##### DATASET

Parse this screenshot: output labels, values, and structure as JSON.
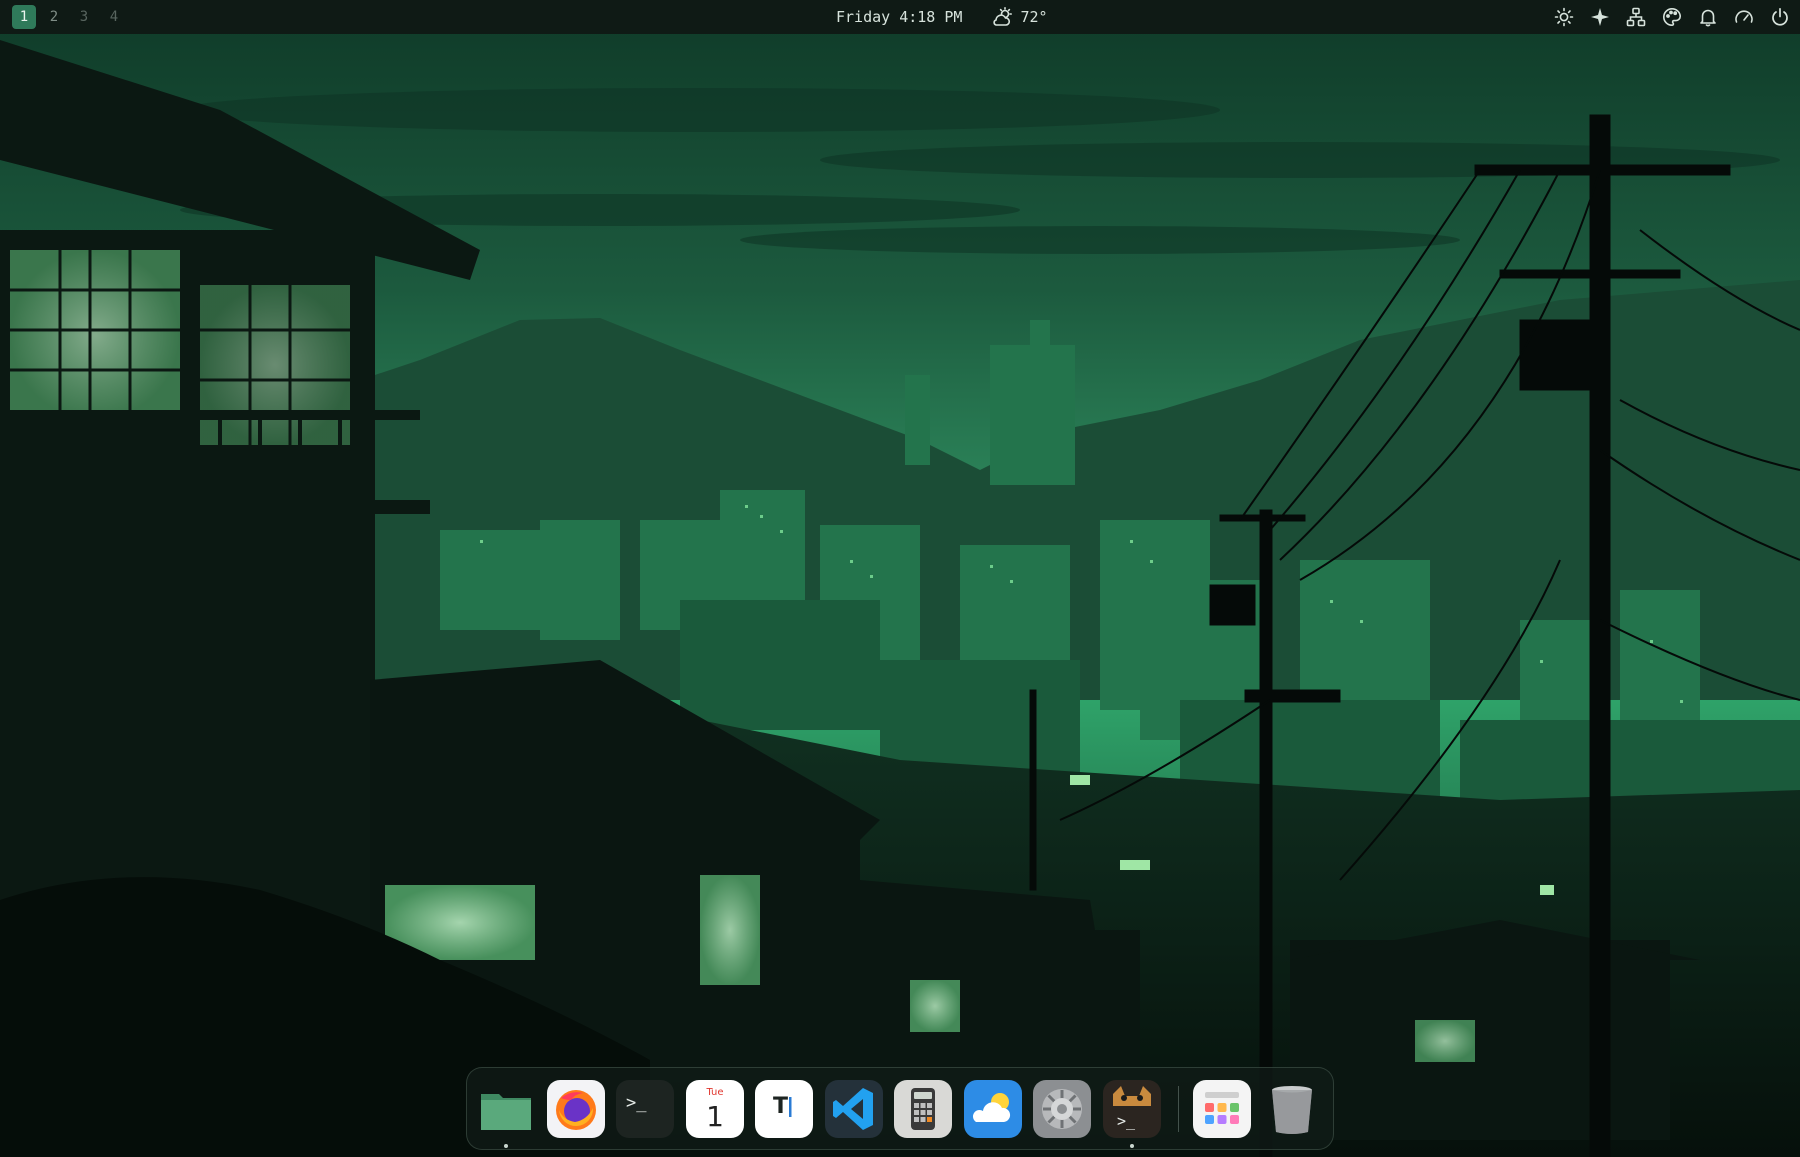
{
  "topbar": {
    "workspaces": [
      {
        "label": "1",
        "active": true
      },
      {
        "label": "2",
        "active": false
      },
      {
        "label": "3",
        "active": false
      },
      {
        "label": "4",
        "active": false
      }
    ],
    "clock": "Friday 4:18 PM",
    "weather": {
      "icon": "partly-sunny-icon",
      "temp": "72°"
    },
    "tray": [
      "brightness-icon",
      "sparkle-icon",
      "network-icon",
      "palette-icon",
      "bell-icon",
      "speedometer-icon",
      "power-icon"
    ]
  },
  "dock": {
    "apps": [
      {
        "name": "files",
        "icon": "folder-icon",
        "running": true
      },
      {
        "name": "firefox",
        "icon": "firefox-icon",
        "running": false
      },
      {
        "name": "terminal",
        "icon": "terminal-icon",
        "label": ">_",
        "running": false
      },
      {
        "name": "calendar",
        "icon": "calendar-icon",
        "day": "Tue",
        "date": "1",
        "running": false
      },
      {
        "name": "text-editor",
        "icon": "text-editor-icon",
        "label": "T",
        "running": false
      },
      {
        "name": "vscode",
        "icon": "vscode-icon",
        "running": false
      },
      {
        "name": "calculator",
        "icon": "calculator-icon",
        "running": false
      },
      {
        "name": "weather",
        "icon": "weather-icon",
        "running": false
      },
      {
        "name": "settings",
        "icon": "settings-gear-icon",
        "running": false
      },
      {
        "name": "terminal-cat",
        "icon": "cat-terminal-icon",
        "label": ">_",
        "running": true
      }
    ],
    "pinned_right": [
      {
        "name": "app-launcher",
        "icon": "app-grid-icon"
      },
      {
        "name": "trash",
        "icon": "trash-icon"
      }
    ]
  },
  "colors": {
    "accent": "#2f7a5a",
    "bar_bg": "#0f1a15",
    "sky": "#2f9a67"
  }
}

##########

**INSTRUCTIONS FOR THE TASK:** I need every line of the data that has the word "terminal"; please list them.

**YOUR SOLUTION:**
        "name": "terminal",
        "icon": "terminal-icon",
        "name": "terminal-cat",
        "icon": "cat-terminal-icon",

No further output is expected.